• Problem to solve:
Filter the material below down to the lines containing the word "INTERNAL".

• Records for the task:

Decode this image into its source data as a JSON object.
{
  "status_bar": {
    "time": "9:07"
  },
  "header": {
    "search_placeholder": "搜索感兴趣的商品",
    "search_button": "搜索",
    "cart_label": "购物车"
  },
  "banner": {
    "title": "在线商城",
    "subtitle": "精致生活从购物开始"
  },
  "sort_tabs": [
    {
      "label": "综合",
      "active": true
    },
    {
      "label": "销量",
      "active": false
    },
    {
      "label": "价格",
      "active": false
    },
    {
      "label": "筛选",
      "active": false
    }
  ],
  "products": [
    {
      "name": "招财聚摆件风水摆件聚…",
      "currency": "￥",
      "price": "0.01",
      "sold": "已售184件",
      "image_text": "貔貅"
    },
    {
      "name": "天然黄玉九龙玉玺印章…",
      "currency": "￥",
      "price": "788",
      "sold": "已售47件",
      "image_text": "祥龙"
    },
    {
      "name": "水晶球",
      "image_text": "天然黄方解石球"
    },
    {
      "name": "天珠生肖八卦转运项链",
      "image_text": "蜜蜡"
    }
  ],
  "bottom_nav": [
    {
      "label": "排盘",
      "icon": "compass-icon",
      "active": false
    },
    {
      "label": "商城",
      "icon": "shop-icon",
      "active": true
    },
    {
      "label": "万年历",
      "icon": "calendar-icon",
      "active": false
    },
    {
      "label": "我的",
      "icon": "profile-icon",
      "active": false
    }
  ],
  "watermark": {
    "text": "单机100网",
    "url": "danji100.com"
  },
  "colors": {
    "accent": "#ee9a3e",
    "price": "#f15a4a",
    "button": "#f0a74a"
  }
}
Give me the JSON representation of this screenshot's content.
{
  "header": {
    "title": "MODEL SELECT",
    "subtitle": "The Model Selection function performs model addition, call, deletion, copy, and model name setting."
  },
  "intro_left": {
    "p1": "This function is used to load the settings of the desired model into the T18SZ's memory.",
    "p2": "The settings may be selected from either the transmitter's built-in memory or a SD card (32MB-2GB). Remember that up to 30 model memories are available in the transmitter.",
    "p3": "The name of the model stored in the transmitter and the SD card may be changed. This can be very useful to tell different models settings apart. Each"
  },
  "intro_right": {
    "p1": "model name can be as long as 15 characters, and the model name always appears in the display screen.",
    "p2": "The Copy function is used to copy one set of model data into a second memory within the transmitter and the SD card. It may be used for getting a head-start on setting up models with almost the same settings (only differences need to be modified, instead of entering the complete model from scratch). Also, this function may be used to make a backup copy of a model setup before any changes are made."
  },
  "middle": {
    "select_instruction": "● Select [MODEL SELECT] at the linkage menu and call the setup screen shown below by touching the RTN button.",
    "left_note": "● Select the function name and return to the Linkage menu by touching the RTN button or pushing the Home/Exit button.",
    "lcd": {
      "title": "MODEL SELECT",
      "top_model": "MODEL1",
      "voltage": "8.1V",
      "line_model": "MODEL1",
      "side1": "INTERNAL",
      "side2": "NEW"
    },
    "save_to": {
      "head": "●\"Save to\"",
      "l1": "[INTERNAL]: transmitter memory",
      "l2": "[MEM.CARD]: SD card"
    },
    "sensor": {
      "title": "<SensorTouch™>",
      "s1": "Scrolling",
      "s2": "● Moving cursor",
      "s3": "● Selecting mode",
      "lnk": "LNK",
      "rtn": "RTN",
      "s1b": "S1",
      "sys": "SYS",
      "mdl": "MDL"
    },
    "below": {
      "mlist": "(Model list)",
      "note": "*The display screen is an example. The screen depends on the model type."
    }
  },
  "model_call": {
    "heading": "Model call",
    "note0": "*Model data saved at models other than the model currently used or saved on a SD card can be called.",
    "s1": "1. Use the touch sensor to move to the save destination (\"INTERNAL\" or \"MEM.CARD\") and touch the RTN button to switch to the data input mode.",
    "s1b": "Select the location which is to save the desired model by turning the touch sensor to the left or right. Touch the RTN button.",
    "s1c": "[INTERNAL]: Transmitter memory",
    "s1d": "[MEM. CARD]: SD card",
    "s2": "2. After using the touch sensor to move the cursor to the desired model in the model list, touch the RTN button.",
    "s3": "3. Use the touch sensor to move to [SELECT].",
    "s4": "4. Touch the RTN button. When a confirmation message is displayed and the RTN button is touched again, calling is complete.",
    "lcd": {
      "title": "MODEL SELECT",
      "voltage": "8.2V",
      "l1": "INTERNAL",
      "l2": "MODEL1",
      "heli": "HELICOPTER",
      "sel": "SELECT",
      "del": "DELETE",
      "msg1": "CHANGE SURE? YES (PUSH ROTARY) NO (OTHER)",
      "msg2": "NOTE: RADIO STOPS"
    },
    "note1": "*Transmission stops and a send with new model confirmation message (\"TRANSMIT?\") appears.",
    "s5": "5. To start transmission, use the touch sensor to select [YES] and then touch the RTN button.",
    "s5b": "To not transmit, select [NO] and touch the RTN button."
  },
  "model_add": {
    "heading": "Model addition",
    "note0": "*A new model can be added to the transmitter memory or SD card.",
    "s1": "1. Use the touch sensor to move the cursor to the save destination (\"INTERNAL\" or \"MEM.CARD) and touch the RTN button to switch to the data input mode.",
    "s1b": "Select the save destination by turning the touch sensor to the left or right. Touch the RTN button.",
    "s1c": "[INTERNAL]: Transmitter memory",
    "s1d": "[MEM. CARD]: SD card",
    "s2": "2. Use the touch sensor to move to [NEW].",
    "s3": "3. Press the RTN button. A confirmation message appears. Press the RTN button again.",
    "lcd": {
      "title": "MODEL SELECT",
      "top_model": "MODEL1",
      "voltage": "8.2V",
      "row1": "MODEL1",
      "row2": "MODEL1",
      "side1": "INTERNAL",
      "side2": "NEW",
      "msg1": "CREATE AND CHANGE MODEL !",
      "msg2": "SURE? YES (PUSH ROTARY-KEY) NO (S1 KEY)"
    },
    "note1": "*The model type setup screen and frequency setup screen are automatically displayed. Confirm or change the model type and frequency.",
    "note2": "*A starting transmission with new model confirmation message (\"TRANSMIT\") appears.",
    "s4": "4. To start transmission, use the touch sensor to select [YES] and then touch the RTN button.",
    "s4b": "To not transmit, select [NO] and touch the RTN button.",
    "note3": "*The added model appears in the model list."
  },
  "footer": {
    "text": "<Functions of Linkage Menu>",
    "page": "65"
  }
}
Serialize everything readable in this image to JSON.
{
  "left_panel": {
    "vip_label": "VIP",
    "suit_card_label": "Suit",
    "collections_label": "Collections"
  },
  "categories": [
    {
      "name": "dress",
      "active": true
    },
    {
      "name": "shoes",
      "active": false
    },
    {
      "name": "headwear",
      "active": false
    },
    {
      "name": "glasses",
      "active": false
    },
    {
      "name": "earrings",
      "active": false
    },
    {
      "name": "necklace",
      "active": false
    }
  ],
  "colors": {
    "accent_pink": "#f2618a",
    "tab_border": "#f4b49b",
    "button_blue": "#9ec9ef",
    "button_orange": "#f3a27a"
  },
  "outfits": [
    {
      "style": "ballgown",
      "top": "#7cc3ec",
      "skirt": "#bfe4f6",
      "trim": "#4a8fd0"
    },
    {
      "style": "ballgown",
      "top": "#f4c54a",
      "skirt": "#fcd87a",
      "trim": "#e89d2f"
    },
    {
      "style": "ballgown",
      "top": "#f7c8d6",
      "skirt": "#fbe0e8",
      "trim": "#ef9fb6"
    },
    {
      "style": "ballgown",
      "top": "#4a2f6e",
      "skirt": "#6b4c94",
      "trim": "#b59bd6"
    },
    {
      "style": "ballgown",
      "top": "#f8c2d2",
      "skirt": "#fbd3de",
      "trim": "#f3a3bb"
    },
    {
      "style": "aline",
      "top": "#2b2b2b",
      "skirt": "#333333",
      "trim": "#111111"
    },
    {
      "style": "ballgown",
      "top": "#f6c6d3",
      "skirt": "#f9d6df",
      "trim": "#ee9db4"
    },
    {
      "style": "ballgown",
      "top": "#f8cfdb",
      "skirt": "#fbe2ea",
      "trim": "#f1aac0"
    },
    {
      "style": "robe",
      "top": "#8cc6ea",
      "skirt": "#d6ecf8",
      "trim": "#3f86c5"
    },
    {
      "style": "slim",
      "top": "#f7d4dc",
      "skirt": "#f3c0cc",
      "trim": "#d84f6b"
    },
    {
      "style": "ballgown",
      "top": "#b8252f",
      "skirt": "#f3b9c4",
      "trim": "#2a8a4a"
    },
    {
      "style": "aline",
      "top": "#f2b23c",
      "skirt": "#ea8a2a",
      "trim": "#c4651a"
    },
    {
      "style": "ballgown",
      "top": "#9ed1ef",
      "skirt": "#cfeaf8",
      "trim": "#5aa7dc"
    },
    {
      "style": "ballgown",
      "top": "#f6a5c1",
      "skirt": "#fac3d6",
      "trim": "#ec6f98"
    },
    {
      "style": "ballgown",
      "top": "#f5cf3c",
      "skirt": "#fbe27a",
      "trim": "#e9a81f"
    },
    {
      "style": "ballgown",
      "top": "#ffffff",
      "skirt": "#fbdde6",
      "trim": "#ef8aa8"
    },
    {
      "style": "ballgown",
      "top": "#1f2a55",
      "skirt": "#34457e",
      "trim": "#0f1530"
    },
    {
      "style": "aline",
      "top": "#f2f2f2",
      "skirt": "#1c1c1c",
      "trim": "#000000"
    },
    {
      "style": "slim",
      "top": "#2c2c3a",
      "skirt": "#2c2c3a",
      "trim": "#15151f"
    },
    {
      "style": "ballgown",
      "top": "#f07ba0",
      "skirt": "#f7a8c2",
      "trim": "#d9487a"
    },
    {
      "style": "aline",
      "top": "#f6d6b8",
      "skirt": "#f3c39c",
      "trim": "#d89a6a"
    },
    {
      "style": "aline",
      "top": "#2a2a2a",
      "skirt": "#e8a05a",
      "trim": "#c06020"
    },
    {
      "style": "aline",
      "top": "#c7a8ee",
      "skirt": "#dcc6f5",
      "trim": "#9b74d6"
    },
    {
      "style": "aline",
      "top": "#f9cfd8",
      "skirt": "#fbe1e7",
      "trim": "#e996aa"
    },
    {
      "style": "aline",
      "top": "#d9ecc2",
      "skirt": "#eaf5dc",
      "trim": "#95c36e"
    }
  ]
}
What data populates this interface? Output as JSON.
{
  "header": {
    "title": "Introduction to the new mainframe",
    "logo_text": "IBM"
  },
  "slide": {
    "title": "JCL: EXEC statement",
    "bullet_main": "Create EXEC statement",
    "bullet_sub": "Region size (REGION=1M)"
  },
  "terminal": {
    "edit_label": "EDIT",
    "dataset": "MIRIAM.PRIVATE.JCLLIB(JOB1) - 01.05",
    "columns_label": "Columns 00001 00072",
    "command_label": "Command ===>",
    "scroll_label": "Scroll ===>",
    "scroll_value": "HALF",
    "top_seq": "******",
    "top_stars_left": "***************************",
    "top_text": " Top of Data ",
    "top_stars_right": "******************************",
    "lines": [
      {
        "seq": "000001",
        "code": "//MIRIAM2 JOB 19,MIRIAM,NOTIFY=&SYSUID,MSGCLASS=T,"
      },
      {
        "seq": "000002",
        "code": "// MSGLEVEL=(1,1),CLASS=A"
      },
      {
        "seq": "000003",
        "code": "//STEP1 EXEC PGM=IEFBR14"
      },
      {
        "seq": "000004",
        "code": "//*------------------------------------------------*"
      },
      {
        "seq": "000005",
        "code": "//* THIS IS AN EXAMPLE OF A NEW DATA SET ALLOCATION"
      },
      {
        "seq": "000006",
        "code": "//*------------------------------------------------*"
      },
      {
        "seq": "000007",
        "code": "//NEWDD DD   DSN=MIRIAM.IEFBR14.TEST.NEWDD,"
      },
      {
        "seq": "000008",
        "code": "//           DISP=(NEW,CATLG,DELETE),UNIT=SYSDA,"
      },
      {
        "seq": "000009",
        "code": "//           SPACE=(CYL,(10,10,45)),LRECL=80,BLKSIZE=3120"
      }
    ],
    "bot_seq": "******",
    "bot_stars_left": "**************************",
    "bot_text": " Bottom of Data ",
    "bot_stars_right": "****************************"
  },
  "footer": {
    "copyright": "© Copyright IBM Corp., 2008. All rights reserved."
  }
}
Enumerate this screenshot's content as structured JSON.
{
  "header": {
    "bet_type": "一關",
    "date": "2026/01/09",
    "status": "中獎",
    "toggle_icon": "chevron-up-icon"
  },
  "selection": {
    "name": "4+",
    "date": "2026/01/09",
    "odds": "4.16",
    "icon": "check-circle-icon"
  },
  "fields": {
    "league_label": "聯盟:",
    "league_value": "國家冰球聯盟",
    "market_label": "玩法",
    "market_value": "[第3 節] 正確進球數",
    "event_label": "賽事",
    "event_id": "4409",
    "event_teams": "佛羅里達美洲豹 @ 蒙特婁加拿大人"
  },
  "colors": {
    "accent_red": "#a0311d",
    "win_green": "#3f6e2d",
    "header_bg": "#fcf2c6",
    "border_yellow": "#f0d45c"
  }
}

• Answer for the task:
      "side1": "INTERNAL",
      "l1": "[INTERNAL]: transmitter memory",
    "s1": "1. Use the touch sensor to move to the save destination (\"INTERNAL\" or \"MEM.CARD\") and touch the RTN button to switch to the data input mode.",
    "s1c": "[INTERNAL]: Transmitter memory",
      "l1": "INTERNAL",
    "s1": "1. Use the touch sensor to move the cursor to the save destination (\"INTERNAL\" or \"MEM.CARD) and touch the RTN button to switch to the data input mode.",
    "s1c": "[INTERNAL]: Transmitter memory",
      "side1": "INTERNAL",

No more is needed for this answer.